MATERIALS PROVIDED START
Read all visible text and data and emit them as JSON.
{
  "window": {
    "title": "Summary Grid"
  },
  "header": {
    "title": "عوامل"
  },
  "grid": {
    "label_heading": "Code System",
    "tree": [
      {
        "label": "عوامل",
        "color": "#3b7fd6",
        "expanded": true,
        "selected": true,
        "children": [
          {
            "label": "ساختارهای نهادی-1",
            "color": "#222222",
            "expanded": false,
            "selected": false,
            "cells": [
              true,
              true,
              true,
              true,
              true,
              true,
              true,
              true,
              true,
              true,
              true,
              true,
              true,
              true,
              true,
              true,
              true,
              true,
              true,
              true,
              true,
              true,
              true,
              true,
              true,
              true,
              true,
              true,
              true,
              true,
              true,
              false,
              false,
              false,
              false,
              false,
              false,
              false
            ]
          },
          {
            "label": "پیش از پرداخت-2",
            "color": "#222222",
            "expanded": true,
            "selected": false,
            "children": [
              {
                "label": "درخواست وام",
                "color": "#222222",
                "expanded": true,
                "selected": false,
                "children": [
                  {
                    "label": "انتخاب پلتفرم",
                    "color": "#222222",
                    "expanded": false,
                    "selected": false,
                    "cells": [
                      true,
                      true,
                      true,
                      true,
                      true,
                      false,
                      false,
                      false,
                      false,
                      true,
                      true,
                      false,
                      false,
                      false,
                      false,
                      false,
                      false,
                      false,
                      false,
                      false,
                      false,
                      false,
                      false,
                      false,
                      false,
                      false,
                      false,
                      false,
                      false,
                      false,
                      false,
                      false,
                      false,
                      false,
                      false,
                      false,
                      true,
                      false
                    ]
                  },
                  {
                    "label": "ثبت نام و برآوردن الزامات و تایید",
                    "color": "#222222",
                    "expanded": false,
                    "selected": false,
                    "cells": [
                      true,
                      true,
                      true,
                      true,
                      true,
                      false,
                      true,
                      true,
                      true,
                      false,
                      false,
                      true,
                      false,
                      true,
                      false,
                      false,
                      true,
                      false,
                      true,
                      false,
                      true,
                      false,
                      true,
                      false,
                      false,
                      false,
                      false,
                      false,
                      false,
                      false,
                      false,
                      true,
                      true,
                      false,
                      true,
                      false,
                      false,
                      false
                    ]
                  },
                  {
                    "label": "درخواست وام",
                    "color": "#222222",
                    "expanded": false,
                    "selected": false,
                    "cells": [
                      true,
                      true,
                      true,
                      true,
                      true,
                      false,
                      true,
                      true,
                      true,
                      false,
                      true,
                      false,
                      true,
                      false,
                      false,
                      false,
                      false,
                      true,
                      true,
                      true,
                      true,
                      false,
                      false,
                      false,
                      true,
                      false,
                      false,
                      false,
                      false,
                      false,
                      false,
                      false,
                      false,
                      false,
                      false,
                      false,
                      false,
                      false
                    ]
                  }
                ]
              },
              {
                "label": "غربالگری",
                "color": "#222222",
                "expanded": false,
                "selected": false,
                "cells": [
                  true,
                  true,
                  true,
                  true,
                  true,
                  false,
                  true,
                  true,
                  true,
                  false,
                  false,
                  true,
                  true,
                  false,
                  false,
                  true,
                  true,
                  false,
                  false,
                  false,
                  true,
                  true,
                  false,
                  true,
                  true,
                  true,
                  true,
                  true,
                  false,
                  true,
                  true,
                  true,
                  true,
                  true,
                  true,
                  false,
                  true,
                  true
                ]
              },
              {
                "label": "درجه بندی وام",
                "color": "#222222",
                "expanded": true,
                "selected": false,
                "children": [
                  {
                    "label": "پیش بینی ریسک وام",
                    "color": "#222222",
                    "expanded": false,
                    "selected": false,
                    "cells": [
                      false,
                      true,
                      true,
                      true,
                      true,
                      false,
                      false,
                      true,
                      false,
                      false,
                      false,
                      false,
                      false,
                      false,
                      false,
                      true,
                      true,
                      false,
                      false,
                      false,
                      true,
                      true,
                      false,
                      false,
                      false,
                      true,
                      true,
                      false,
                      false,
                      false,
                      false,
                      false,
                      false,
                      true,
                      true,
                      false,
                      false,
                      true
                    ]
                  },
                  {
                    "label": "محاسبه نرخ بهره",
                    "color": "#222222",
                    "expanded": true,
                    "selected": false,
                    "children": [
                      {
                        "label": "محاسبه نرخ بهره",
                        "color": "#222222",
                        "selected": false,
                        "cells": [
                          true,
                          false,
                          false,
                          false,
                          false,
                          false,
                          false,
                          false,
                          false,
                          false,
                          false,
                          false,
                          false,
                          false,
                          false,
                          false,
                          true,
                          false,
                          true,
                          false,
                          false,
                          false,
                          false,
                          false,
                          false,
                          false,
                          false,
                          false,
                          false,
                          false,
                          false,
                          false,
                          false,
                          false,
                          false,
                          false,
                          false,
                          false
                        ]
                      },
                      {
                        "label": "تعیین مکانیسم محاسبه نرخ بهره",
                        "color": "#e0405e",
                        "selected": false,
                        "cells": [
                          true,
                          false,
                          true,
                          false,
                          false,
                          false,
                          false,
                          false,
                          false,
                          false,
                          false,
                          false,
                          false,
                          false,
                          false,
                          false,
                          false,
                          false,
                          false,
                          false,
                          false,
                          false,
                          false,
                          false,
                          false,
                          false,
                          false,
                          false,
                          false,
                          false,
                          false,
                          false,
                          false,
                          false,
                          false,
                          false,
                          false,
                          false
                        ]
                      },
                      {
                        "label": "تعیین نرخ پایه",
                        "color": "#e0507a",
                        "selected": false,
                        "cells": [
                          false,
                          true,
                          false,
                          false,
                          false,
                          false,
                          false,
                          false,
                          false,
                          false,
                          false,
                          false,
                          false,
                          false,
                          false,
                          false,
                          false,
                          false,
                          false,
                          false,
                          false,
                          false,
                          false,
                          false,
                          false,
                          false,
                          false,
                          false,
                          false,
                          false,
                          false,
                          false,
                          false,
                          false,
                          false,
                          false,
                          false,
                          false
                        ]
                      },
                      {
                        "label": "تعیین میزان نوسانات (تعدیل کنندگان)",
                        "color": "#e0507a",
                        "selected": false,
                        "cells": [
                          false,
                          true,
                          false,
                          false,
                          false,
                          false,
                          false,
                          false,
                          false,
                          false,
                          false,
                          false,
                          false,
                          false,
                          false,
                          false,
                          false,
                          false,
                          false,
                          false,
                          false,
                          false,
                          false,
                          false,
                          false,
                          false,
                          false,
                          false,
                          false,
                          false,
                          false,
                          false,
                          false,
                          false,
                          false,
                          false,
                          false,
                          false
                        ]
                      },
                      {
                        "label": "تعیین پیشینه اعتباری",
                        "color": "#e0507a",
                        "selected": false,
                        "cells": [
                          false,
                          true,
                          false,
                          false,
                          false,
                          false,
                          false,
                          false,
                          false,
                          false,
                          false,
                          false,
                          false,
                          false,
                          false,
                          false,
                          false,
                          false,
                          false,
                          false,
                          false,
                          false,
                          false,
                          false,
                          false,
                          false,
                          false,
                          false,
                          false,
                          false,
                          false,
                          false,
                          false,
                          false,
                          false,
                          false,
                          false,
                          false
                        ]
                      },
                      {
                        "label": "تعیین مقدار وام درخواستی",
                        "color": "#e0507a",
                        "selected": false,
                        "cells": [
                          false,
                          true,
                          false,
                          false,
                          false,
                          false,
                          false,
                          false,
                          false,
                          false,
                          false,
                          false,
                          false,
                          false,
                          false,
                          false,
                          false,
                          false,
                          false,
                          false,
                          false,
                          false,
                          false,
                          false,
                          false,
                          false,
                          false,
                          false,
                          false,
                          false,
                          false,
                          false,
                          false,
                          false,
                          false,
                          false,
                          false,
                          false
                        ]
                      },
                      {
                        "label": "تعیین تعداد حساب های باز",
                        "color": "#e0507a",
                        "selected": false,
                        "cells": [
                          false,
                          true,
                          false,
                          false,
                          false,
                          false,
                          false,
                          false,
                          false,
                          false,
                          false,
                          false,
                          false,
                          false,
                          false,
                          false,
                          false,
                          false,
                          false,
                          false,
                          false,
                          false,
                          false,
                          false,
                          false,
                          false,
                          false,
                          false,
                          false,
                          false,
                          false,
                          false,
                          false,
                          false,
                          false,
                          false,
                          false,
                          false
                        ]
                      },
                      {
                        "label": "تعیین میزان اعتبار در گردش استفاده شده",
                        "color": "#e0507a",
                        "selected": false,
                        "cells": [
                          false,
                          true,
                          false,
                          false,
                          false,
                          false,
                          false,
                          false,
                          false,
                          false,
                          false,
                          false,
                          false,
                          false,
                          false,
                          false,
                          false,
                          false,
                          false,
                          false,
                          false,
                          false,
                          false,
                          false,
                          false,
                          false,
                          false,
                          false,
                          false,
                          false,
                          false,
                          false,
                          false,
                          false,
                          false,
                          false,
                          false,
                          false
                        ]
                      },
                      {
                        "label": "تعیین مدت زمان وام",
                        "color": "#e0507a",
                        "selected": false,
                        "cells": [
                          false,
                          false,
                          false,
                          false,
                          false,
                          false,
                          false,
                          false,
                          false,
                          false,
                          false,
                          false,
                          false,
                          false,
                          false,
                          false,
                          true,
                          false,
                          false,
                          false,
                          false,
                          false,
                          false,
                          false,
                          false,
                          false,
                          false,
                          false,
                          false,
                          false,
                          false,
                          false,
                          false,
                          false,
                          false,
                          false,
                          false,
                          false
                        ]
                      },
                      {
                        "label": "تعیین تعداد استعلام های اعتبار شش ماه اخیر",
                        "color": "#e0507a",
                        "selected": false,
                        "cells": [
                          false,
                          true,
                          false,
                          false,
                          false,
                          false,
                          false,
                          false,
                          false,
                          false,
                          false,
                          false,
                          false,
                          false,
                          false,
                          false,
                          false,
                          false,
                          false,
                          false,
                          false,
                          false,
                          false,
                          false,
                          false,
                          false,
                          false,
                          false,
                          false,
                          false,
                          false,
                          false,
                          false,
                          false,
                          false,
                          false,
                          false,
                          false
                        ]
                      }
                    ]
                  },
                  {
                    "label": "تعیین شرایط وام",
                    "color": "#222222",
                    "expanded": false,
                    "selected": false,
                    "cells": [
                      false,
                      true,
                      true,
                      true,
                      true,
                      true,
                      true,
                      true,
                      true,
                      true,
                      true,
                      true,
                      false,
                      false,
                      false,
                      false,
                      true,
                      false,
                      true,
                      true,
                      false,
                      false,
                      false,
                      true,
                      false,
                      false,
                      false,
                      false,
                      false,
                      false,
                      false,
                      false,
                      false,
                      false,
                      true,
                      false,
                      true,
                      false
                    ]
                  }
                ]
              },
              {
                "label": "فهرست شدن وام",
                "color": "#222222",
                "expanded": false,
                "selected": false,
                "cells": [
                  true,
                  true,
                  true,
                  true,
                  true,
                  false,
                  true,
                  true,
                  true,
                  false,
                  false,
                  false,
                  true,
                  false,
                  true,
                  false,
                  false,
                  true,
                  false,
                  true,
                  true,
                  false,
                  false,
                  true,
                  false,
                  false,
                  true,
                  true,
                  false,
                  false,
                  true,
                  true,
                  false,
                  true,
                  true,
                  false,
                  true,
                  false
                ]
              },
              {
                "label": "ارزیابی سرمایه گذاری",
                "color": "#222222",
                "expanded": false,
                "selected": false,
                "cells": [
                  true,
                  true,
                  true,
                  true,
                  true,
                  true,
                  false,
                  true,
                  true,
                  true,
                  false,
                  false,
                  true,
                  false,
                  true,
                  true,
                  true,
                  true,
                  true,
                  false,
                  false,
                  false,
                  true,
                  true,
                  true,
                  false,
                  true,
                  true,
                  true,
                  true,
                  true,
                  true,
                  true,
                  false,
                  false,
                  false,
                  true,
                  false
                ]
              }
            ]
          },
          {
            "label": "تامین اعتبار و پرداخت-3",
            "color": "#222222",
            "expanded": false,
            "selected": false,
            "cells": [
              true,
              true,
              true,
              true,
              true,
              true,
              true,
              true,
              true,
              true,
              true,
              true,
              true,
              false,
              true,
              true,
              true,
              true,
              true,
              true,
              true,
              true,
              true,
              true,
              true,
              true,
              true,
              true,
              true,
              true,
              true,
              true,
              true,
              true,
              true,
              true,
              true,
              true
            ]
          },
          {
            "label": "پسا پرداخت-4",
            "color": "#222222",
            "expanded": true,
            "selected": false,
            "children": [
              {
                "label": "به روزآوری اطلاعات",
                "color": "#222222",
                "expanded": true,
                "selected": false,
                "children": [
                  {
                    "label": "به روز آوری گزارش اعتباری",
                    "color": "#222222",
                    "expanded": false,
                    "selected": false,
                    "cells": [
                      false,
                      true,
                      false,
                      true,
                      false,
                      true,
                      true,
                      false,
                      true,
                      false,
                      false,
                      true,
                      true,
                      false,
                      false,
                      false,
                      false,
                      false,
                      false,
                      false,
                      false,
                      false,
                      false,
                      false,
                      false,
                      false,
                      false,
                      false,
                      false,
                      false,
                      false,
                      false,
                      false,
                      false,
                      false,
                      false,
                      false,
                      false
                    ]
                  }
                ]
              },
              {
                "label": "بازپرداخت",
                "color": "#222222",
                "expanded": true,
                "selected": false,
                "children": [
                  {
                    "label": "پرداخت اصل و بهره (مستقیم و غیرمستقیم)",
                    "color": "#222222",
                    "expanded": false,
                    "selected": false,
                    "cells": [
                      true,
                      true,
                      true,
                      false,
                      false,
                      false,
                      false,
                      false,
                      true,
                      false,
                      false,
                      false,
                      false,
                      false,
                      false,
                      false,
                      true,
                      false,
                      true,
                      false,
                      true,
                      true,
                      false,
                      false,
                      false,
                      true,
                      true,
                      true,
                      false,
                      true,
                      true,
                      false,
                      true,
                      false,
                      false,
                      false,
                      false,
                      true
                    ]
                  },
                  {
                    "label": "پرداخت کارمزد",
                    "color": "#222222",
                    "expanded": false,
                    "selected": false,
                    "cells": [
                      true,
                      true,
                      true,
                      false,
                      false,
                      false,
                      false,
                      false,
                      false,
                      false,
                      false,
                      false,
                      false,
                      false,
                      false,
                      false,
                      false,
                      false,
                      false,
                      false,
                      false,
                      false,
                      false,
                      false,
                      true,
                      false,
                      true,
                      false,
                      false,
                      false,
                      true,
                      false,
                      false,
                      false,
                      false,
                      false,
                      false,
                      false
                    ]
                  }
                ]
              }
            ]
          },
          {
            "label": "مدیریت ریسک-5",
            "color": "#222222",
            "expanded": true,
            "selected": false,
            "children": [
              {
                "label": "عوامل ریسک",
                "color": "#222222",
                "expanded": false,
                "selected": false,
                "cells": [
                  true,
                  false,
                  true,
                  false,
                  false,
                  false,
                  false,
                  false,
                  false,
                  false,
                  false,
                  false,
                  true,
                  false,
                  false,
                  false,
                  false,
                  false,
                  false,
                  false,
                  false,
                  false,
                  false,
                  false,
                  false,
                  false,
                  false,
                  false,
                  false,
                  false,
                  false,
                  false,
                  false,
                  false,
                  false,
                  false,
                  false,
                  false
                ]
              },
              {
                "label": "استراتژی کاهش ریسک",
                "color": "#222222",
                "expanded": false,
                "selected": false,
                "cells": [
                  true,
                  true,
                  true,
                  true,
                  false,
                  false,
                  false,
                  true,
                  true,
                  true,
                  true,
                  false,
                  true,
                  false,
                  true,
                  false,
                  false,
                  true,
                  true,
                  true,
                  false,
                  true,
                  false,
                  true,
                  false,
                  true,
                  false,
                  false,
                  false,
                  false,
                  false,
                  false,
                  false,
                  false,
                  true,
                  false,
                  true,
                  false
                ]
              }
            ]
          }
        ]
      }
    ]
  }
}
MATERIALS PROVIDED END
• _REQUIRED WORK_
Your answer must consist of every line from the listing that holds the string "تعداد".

• _TASK OUTPUT_
                        "label": "تعیین تعداد حساب های باز",
                        "label": "تعیین تعداد استعلام های اعتبار شش ماه اخیر",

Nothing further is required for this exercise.